Long sought-after funds to bolster organization’s important work

More “strings of lights” were seen on May 15, 2021, in night sky over Vancouver Island. (File photo)
Sicamous RCMP Sgt. Murray McNeil and Cpl. Wade Fisher present seven-year-old Cody Krabbendam of Ranchero with an award for bravery on July 22, 2020. (Contributed)
7-year old Shuswap boy receives medal of bravery for rescuing child at beach

Last summer Cody Krabbendam jumped into the lake to save another boy from drowning

B.C. Health Minister Adrian Dix and provincial health officer Dr. Bonnie Henry update the province’s COVID-19 vaccine program, May 10, 2021. (B.C. government)
B.C.’s COVID-19 infection rate stays below 500 a day over weekend

14 more deaths, down to 350 in hospital as of Monday

Royal Bay Secondary School’s rainbow crosswalk was vandalized shortly after being painted but by Monday, coincidentally the International Day Against Homophobia, Transphobia and Biphobia, the crosswalk had been cleaned up and students had surrounded it with chalk messages of support and celebration. (Zoe Ducklow/News Staff)
B.C. high’s school’s pride crosswalk restored following ‘hateful’ graffiti attack

Hate terms, racial slur, phallic images spray-painted at Greater Victoria high school

Terrance Mack would have celebrated his 34th birthday on May 13, 2021. Mack’s family has identified him as the victim of a homicide in an apartment on Third Avenue in Port Alberni sometime in April. (SUBMITTED PHOTO)
Family identifies Ucluelet man as victim of Vancouver Island homicide

Terrance Mack being remembered as ‘kind, gentle’ man

Nathan Zuk had left his mother’s residence in Whaletown on Cortes Island in mid-December 2020 in a 14’ skiff rowboat and headed to an unknown location near the Pryce Channel, Deer passage, or Toba Inlet.
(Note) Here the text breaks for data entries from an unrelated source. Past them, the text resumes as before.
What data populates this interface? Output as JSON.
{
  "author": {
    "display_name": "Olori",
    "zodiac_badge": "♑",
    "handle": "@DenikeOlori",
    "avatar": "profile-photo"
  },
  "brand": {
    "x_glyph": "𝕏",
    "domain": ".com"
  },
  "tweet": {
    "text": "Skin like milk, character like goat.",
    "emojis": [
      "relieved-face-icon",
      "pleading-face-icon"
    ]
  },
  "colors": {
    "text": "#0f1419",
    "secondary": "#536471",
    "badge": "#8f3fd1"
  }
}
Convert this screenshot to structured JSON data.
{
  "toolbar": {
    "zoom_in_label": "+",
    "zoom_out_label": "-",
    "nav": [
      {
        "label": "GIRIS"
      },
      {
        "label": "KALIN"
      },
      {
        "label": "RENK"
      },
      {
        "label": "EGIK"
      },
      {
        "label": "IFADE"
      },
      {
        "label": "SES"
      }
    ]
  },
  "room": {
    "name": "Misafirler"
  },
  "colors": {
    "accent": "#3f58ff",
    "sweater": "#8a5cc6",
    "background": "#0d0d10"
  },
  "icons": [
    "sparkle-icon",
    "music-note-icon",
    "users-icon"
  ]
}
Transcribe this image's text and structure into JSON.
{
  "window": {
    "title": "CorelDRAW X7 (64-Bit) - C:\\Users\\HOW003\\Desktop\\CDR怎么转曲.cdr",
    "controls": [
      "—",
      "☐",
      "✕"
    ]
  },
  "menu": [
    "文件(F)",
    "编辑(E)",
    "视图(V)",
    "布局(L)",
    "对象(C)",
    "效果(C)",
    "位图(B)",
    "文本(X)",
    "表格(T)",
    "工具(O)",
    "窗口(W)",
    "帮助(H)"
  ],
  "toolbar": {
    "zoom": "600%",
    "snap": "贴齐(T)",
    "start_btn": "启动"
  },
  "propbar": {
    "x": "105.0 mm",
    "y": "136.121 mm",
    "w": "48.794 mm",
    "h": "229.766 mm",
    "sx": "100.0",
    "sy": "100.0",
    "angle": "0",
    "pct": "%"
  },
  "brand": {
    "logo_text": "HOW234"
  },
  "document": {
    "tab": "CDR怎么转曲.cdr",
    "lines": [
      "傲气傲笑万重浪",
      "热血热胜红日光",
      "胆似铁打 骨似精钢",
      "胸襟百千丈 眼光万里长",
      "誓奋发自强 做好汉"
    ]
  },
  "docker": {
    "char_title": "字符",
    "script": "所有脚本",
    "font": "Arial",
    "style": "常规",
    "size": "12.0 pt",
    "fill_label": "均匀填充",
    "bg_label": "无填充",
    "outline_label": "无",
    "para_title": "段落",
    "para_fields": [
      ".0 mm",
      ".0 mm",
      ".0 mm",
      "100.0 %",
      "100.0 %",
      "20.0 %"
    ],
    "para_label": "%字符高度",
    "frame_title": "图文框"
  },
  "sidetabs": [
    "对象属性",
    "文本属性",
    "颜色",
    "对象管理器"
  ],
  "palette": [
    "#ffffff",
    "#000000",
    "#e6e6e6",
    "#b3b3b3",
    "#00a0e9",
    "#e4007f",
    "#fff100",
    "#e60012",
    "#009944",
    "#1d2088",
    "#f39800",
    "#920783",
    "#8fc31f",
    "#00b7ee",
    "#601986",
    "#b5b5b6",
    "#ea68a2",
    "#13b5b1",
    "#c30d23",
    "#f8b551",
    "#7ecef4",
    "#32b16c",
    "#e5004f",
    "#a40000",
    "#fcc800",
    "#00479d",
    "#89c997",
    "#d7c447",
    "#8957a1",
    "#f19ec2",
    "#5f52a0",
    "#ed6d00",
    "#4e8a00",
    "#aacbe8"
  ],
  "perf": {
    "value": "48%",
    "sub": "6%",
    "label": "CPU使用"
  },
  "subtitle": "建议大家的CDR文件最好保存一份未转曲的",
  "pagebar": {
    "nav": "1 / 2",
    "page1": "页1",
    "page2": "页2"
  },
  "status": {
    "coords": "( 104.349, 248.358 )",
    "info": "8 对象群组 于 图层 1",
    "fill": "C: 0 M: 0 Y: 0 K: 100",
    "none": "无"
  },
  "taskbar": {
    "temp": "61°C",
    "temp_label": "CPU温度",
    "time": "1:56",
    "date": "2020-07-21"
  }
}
Photo courtesy RCMP
RCMP need help finding man who set off from Cortes Island in 14-foot rowboat

Nathan Zuk left in December, may have been last seen in Toba Inlet approximately three weeks ago

Discarded construction materials make up nearly 40 per cent of all materials sent to the landfill from sources in the city of Victoria. (Zero Waste Victoria)
Victoria looks to curb waste by turning demolitions into deconstructions

Community drafting bylaw forcing developers to be better at salvage and recycling

Emergency service workers at the collision scene along Highway 4 in Hilliers on Sunday, May 16. A motorcyclist was airlifted to hospital by BC Air Ambulance and later died. (Collin C photo)
UPDATE: Motorcyclist dies from injuries sustained in Mid-Island highway collision

BC Highway Patrol says impairment not a contributing factor in crash

Most Read